_Task to carry out_
How many separate lines in this material contain the string "icon"? Respond with the number alone.

┌─ Task material

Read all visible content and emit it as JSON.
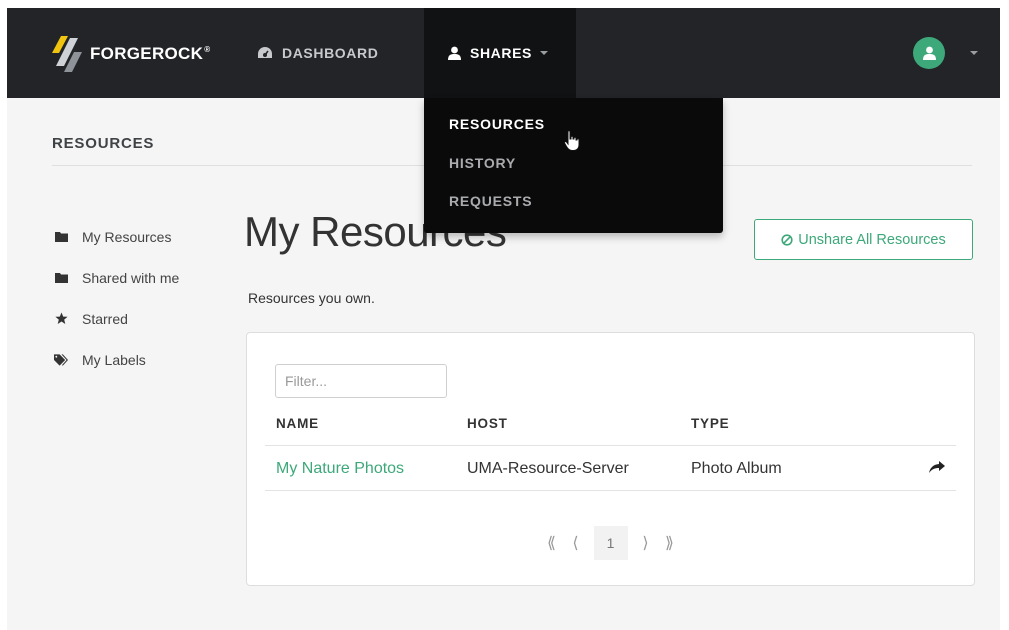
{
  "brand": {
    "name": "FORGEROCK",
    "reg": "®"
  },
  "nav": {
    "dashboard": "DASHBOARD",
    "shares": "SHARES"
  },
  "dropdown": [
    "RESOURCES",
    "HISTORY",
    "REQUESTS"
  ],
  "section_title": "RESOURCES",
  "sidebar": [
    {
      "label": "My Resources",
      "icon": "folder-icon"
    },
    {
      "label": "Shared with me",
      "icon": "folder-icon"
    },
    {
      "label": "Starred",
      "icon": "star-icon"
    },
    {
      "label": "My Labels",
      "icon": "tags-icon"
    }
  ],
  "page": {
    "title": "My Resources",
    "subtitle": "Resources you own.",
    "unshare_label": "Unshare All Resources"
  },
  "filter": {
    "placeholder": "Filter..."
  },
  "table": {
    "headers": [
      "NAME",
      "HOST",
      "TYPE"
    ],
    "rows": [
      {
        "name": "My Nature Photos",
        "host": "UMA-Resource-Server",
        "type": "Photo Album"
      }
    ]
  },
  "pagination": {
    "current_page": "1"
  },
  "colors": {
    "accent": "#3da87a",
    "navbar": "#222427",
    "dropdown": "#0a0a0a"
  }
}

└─

_Response to the exercise_
4